Tuesday, May 19, 2015

To coin a phrase: 'Uncanny Mountain.'

I've noticed in several reviews of Tuskers there is a criticism that a Wild Pig Apocalypse wasn't believable. 

At first, this criticism made no sense to me. So hyperintelligent pigs on the rampage is less believable than, what?  Vampires, werewolves, or zombies?

Not to mention, books like Watership Down or Duncton Wood.  I mean, would you write a review that said: "Intelligent bunnies?  How far fetched."

So why did this book face this criticism?

I think I've kind of figured it out.

There's a theory in robotics, and it applies to animation as well, called "The Uncanny Valley." Here's the Wikipedia definition:

"The uncanny valley is a hypothesis in the field of aesthetics which holds that when features look and move almost, but not exactly, like natural beings, it causes a response of revulsion among some observers. The "valley" refers to the dip in a graph of the comfort level of beings as subjects move toward a healthy, natural likeness described in a function of a subject's aesthetic acceptability."

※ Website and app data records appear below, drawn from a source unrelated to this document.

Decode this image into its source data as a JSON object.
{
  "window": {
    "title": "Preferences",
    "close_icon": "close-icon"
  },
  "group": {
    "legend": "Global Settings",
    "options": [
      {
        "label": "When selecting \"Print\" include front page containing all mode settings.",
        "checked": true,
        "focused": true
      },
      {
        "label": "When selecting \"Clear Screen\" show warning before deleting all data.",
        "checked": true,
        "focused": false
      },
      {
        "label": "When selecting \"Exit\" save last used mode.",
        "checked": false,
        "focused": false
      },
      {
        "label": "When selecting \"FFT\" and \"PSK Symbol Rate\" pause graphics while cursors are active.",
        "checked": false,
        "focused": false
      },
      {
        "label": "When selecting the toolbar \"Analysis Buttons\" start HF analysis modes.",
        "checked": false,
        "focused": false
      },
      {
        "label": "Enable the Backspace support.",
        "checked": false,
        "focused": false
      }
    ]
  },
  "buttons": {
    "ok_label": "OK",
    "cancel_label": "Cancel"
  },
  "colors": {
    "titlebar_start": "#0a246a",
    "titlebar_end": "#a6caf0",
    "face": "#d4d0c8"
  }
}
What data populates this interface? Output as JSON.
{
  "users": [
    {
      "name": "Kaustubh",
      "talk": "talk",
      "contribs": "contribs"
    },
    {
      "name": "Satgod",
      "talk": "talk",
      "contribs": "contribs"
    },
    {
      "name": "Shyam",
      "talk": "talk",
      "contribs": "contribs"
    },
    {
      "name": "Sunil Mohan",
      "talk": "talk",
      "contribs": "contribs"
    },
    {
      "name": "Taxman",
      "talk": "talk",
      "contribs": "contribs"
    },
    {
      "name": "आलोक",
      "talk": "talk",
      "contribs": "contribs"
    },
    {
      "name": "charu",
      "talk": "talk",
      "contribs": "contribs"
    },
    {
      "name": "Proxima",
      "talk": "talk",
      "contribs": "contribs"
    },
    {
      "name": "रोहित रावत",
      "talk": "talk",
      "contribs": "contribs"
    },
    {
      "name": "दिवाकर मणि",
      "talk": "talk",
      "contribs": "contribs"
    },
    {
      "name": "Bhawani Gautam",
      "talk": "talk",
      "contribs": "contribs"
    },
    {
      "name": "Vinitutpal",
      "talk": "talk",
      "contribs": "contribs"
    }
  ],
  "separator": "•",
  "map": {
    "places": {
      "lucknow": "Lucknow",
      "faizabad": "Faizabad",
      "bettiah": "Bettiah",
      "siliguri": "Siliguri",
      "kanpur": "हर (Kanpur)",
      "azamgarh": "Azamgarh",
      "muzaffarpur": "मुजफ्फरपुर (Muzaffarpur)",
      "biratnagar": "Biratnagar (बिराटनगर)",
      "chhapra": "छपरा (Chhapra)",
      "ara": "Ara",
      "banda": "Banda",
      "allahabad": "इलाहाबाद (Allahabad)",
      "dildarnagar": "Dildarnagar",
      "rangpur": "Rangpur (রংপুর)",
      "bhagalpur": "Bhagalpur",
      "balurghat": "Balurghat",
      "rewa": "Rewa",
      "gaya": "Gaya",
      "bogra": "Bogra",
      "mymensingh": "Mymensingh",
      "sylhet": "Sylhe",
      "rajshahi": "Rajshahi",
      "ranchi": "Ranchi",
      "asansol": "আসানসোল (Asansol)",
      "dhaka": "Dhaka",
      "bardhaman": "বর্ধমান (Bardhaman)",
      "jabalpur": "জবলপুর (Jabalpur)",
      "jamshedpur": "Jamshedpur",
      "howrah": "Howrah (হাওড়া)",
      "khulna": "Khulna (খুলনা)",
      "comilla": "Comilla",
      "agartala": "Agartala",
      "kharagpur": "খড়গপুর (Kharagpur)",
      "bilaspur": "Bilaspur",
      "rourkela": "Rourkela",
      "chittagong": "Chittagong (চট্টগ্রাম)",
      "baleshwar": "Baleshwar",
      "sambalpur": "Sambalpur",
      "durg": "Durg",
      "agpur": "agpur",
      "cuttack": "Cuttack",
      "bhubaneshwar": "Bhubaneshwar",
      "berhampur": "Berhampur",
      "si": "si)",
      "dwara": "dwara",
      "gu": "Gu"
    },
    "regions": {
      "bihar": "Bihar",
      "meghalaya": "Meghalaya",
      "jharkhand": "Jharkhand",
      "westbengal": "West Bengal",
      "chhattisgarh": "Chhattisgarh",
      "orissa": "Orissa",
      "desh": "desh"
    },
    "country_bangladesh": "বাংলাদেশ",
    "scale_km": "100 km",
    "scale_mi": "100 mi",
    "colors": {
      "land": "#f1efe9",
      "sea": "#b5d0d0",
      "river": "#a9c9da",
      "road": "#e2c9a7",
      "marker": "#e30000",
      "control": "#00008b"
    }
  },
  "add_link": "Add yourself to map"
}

So we can give life and believability to stick figures, but have a harder time accepting figures that look almost like humans.  We can accept Invader Zim easier than Polar Express. 

We just notice what is wrong more...or if you will, what is far fetched.

So Charlotte's Web can be inhabited by talking pigs and spiders but it's understood that it is fantasy, it's a fable.

In other words, in a totally paradoxical way, you can accept Wilbur as real because you understand he isn't real.

But even try to explain why there are such things as "hyper-intelligent pigs" and suddenly the believability bar is raised.  Letting The Force be vague is preferable than going into Mitochondrial DNA.

I'm going to call this Uncanny Mountain....

I've written Tuskers and The Vampire Evolution Trilogy and The Virginia Reed Adventures as realistically as I know how.  I tried to have 'real' people interacting with make-believe creatures -- and by so doing, I've probably made things more difficult for myself. 

Personally, (of course) I think it works to the benefit of the books, but I realize I am asking people to set aside their demand that things be realistic in every way.  This is Dark Fantasy I'm writing.  Horror.  I just assume that if the readers are picking up a speculative genre, they've already shown their willingness to suspend disbelief.

 I've just tried to set it in the real world.  By doing so, I've created a Uncanny Mountain.



P. J. Grath said...

Uncanny Mountain -- great title, no?

Duncan McGeary said...

It is kind of great title isn't it?